WASHINGTON — The Air Force became the second military service to approve religious exemptions to the mandatory COVID-19 vaccine, granting requests from nine airmen to avoid the shots, officials said Tuesday.
The nine approved so far represent just a tiny fraction of the more than 6,400 requested by Air Force troops, and they come as other service members are challenging the lack of religious exemptions in court cases. The Marine Corps is the only other military service to grant any religious accommodations, allowing three so far. The Army and Navy have not approved any.
The services have come under criticism for their failure to grant religious exemptions, with members of Congress, the military and the public questioning if the review processes have been fair. All together, the services have received more than 14,000 requests for religious exemptions.
Military leaders have argued that religious exemptions to any of the many vaccines troops are required to get have been very rare over the years. Service members are required to get as many as 17 different vaccines, depending on where they deploy.
A federal judge in Texas granted a preliminary injunction last month, stopping the Navy from acting against 35 sailors for refusing on religious grounds to comply with an order to get the COVID vaccine.

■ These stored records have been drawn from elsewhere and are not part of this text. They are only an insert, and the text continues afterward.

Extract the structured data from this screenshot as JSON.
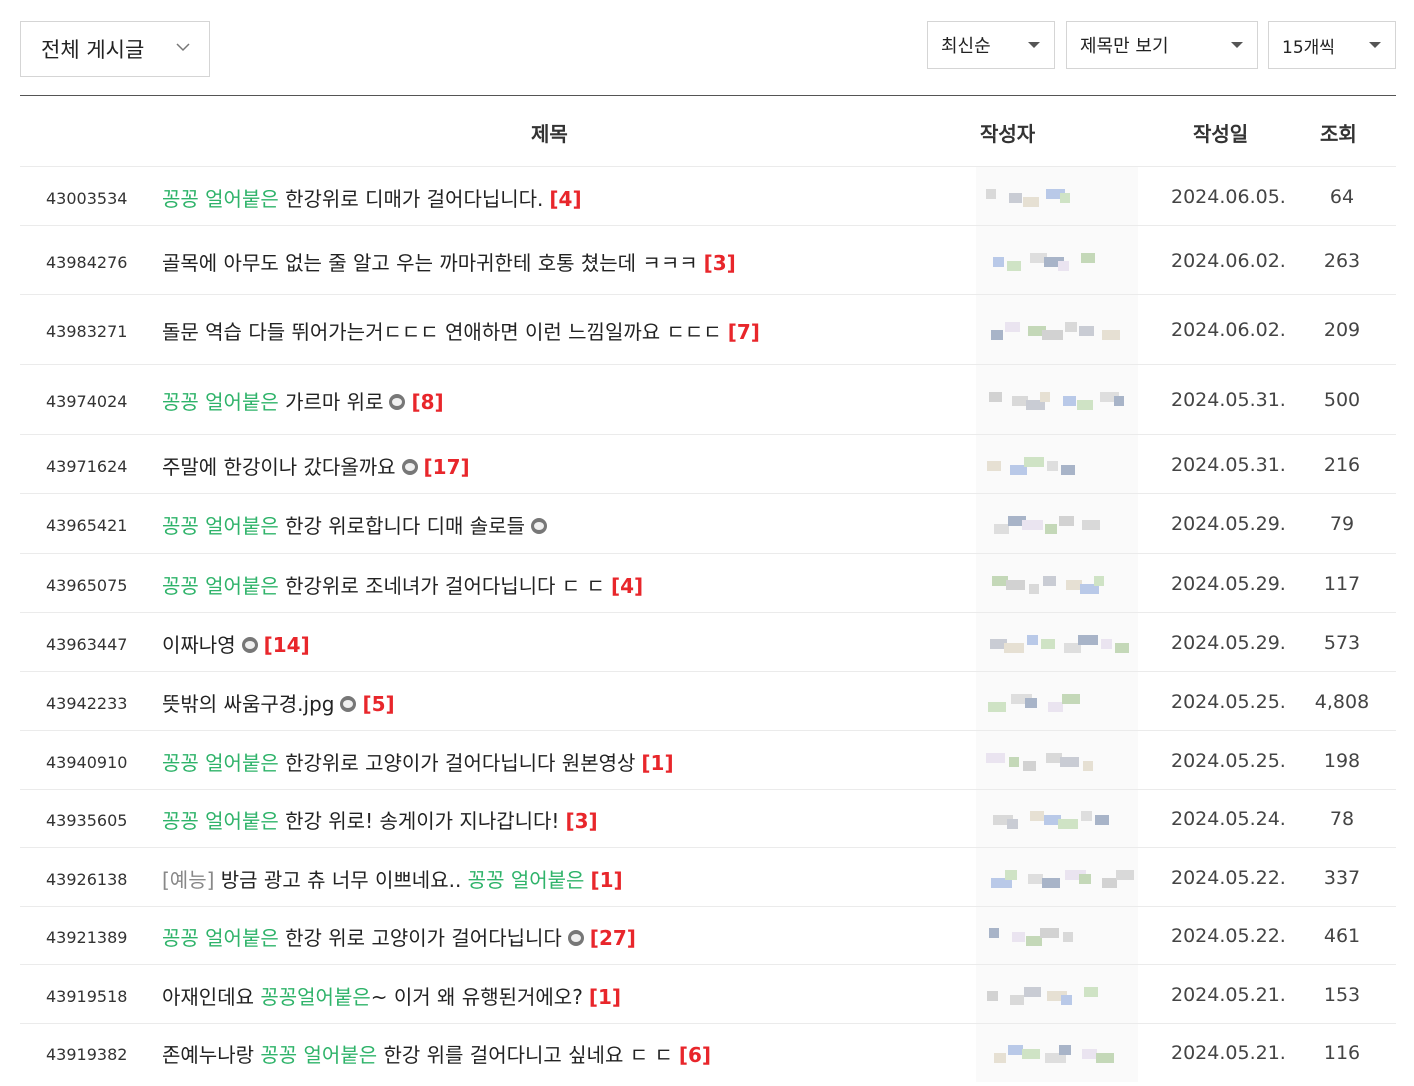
{
  "toolbar": {
    "board_filter": "전체 게시글",
    "sort": "최신순",
    "view_mode": "제목만 보기",
    "per_page": "15개씩"
  },
  "table": {
    "headers": {
      "title": "제목",
      "author": "작성자",
      "date": "작성일",
      "views": "조회"
    },
    "rows": [
      {
        "num": "43003534",
        "parts": [
          [
            "hl",
            "꽁꽁 얼어붙은"
          ],
          [
            "t",
            " 한강위로 디매가 걸어다닙니다."
          ],
          [
            "cnt",
            "[4]"
          ]
        ],
        "date": "2024.06.05.",
        "views": "64"
      },
      {
        "num": "43984276",
        "parts": [
          [
            "t",
            "골목에 아무도 없는 줄 알고 우는 까마귀한테 호통 쳤는데 ㅋㅋㅋ"
          ],
          [
            "cnt",
            "[3]"
          ]
        ],
        "date": "2024.06.02.",
        "views": "263"
      },
      {
        "num": "43983271",
        "parts": [
          [
            "t",
            "돌문 역습 다들 뛰어가는거ㄷㄷㄷ 연애하면 이런 느낌일까요 ㄷㄷㄷ"
          ],
          [
            "cnt",
            "[7]"
          ]
        ],
        "date": "2024.06.02.",
        "views": "209"
      },
      {
        "num": "43974024",
        "parts": [
          [
            "hl",
            "꽁꽁 얼어붙은"
          ],
          [
            "t",
            " 가르마 위로"
          ],
          [
            "img",
            ""
          ],
          [
            "cnt",
            "[8]"
          ]
        ],
        "date": "2024.05.31.",
        "views": "500"
      },
      {
        "num": "43971624",
        "parts": [
          [
            "t",
            "주말에 한강이나 갔다올까요"
          ],
          [
            "img",
            ""
          ],
          [
            "cnt",
            "[17]"
          ]
        ],
        "date": "2024.05.31.",
        "views": "216"
      },
      {
        "num": "43965421",
        "parts": [
          [
            "hl",
            "꽁꽁 얼어붙은"
          ],
          [
            "t",
            " 한강 위로합니다 디매 솔로들"
          ],
          [
            "img",
            ""
          ]
        ],
        "date": "2024.05.29.",
        "views": "79"
      },
      {
        "num": "43965075",
        "parts": [
          [
            "hl",
            "꽁꽁 얼어붙은"
          ],
          [
            "t",
            " 한강위로 조네녀가 걸어다닙니다 ㄷ ㄷ"
          ],
          [
            "cnt",
            "[4]"
          ]
        ],
        "date": "2024.05.29.",
        "views": "117"
      },
      {
        "num": "43963447",
        "parts": [
          [
            "t",
            "이짜나영"
          ],
          [
            "img",
            ""
          ],
          [
            "cnt",
            "[14]"
          ]
        ],
        "date": "2024.05.29.",
        "views": "573"
      },
      {
        "num": "43942233",
        "parts": [
          [
            "t",
            "뜻밖의 싸움구경.jpg"
          ],
          [
            "img",
            ""
          ],
          [
            "cnt",
            "[5]"
          ]
        ],
        "date": "2024.05.25.",
        "views": "4,808"
      },
      {
        "num": "43940910",
        "parts": [
          [
            "hl",
            "꽁꽁 얼어붙은"
          ],
          [
            "t",
            " 한강위로 고양이가 걸어다닙니다 원본영상"
          ],
          [
            "cnt",
            "[1]"
          ]
        ],
        "date": "2024.05.25.",
        "views": "198"
      },
      {
        "num": "43935605",
        "parts": [
          [
            "hl",
            "꽁꽁 얼어붙은"
          ],
          [
            "t",
            " 한강 위로! 송게이가 지나갑니다!"
          ],
          [
            "cnt",
            "[3]"
          ]
        ],
        "date": "2024.05.24.",
        "views": "78"
      },
      {
        "num": "43926138",
        "parts": [
          [
            "tag",
            "[예능]"
          ],
          [
            "t",
            " 방금 광고 츄 너무 이쁘네요.. "
          ],
          [
            "hl",
            "꽁꽁 얼어붙은"
          ],
          [
            "cnt",
            "[1]"
          ]
        ],
        "date": "2024.05.22.",
        "views": "337"
      },
      {
        "num": "43921389",
        "parts": [
          [
            "hl",
            "꽁꽁 얼어붙은"
          ],
          [
            "t",
            " 한강 위로 고양이가 걸어다닙니다"
          ],
          [
            "img",
            ""
          ],
          [
            "cnt",
            "[27]"
          ]
        ],
        "date": "2024.05.22.",
        "views": "461"
      },
      {
        "num": "43919518",
        "parts": [
          [
            "t",
            "아재인데요 "
          ],
          [
            "hl",
            "꽁꽁얼어붙은"
          ],
          [
            "t",
            "~ 이거 왜 유행된거에오?"
          ],
          [
            "cnt",
            "[1]"
          ]
        ],
        "date": "2024.05.21.",
        "views": "153"
      },
      {
        "num": "43919382",
        "parts": [
          [
            "t",
            "존예누나랑 "
          ],
          [
            "hl",
            "꽁꽁 얼어붙은"
          ],
          [
            "t",
            " 한강 위를 걸어다니고 싶네요 ㄷ ㄷ"
          ],
          [
            "cnt",
            "[6]"
          ]
        ],
        "date": "2024.05.21.",
        "views": "116"
      }
    ]
  },
  "colors": {
    "highlight": "#2fb36a",
    "comment_count": "#e8262b",
    "tag": "#888888"
  }
}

Eight of the Air Force approvals came during the initial review process, and one was granted on appeal to senior Air Force leaders. So far, religious exemption requests from more than 3,200 airmen were denied, and another 3,200 are pending.
“The Department of the Air Force determined the service members’ accommodations could be supported with no impact to mission readiness,” the statement Tuesday said.
Defense Secretary Lloyd Austin and military leaders have argued that the vaccine is critical to maintaining military readiness and the health of the force. And all of the services have now either discharged personnel for refusing the vaccine, or put a system in place to do so.
The Marine Corps has discharged 469, the Air Force has discharged 179 and the Navy has discharged 118, according to data released in the last week. The number include active-duty personnel and entry-level recruits who were still in boot camp. The Army has issued more than 3,000 formal letters of reprimand, and fired six soldiers, but has not discharged anyone yet.
All the military services have said the exemption decisions are based not only on the individual request, but also on its impact on the unit, its mission and readiness, and the health and safety of other troops.
Those who get an exemption and are allowed to stay in the service may, however, see an impact on their jobs.
The Navy and the Marine Corps have said unvaccinated service members are not allowed to deploy out to sea on ships, where infections can more easily spread. Those who have approved exemptions — either medical, administrative or religious — are assigned to shore duties.
At least 97% of the troops in each service have gotten at least one shot.